The War with the Ottoman Empire is the second volume in The Centenary History of Australia and the Great War series. The war with the Ottoman Empire was not only a war between great empires, but was also a war of empire and the furthering of European imperial interests; its aftermath laid the foundations of the modern Middle East.
Drawing on archival records in Australasia, Europe and North America, The War with the Ottoman Empire examines the involvement of Australians in this part of the Great War and is a detailed and comprehensive historical account. It provides a fresh perspective on Australia’s contribution and place in the world as empires shifted.
World War I shattered the consensus of the nineteenth-century world and led to the disintegration of the ‘old order’. The British Empire led the charge against the Ottoman Empire in Mesopotamia, the Dardanelles, Sinai, Palestine and Syria. Despite some setbacks the Ottomans fought and resisted fiercely. Finding themselves on the wrong side of the Armistice their lands were occupied and their empire dismembered – an action that reverberates to today.

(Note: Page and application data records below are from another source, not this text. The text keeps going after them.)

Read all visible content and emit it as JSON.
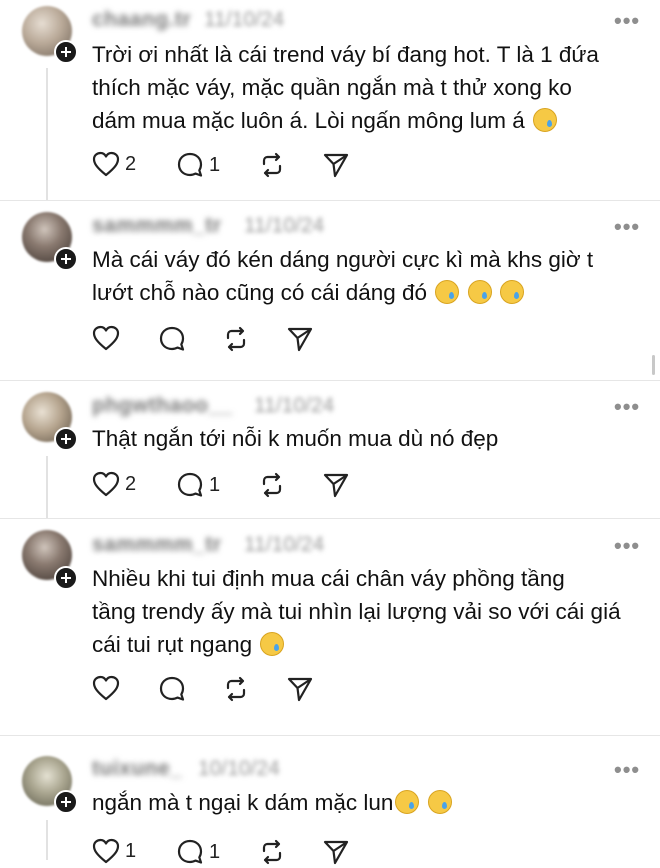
{
  "posts": [
    {
      "username": "chaang.tr",
      "date": "11/10/24",
      "more": "•••",
      "text_lines": [
        "Trời ơi nhất là cái trend váy bí đang hot. T là 1 đứa",
        "thích mặc váy, mặc quần ngắn mà t thử xong ko",
        "dám mua mặc luôn á. Lòi ngấn mông lum á"
      ],
      "emojis": 1,
      "likes": "2",
      "replies": "1"
    },
    {
      "username": "sammmm_tr",
      "date": "11/10/24",
      "more": "•••",
      "text_lines": [
        "Mà cái váy đó kén dáng người cực kì mà khs giờ t",
        "lướt chỗ nào cũng có cái dáng đó"
      ],
      "emojis": 3,
      "likes": "",
      "replies": ""
    },
    {
      "username": "phgwthaoo__",
      "date": "11/10/24",
      "more": "•••",
      "text_lines": [
        "Thật ngắn tới nỗi k muốn mua dù nó đẹp"
      ],
      "emojis": 0,
      "likes": "2",
      "replies": "1"
    },
    {
      "username": "sammmm_tr",
      "date": "11/10/24",
      "more": "•••",
      "text_lines": [
        "Nhiều khi tui định mua cái chân váy phồng tầng",
        "tầng trendy ấy mà tui nhìn lại lượng vải so với cái giá",
        "cái tui rụt ngang"
      ],
      "emojis": 1,
      "likes": "",
      "replies": ""
    },
    {
      "username": "tuixune_",
      "date": "10/10/24",
      "more": "•••",
      "text_lines": [
        "ngắn mà t ngại k dám mặc lun"
      ],
      "emojis": 2,
      "likes": "1",
      "replies": "1"
    }
  ],
  "icons": {
    "like": "heart-icon",
    "reply": "comment-bubble-icon",
    "repost": "repost-icon",
    "share": "send-icon",
    "follow": "plus-icon"
  }
}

Although Australians have sentimentalised ‘Johnny Turk’, we remain largely ignorant of the Ottoman experience of the war. The Ottomans fought soldiers from Russia, France, Britain, Australia, New Zealand, India and other parts of the British and French Empires. Refreshingly, The War with the Ottoman Empire strives to portray the perspectives of both sides.
Professor Jeffrey Grey is a leading military historian with an interest in contemporary warfare. He is presently teaching at the Australian Defence Force Academy in Canberra. He is a member the Army Historical Advisory Committee, a Consultant to the Department of Veterans’ Affairs Series, a consultant to the 8-part television series Australians at War (2001), and adjunct senior research fellow at the Land Warfare Studies Centre.
The Centenary History of Australia and the Great War series is an accessible and scholarly account of the impact of one of the great formative national experiences in our history. Based on wide-ranging research from Australian, British and other sources, the series seeks to provide fresh perspectives and new ways of thinking about the issues, events and personalities that helped define Australia and Australians.
The War with the Ottoman Empire is illustrated with numerous photographs and several well produced and clear maps. The notes are extensive and the index is comprehensive. The font is quite small so this may make reading more challenging for older readers. Gray has also included a short bibliographical essay that evaluates the historical record of the Australian war against the Ottoman Empire. There is little doubt that this book is the most comprehensive and balanced account to date and that it will be long regarded as authoritative. This book will appeal to general readers and scholars with an interest in military history, the Great War or the Ottoman Empire.
Contact Marcus Fielding about this article.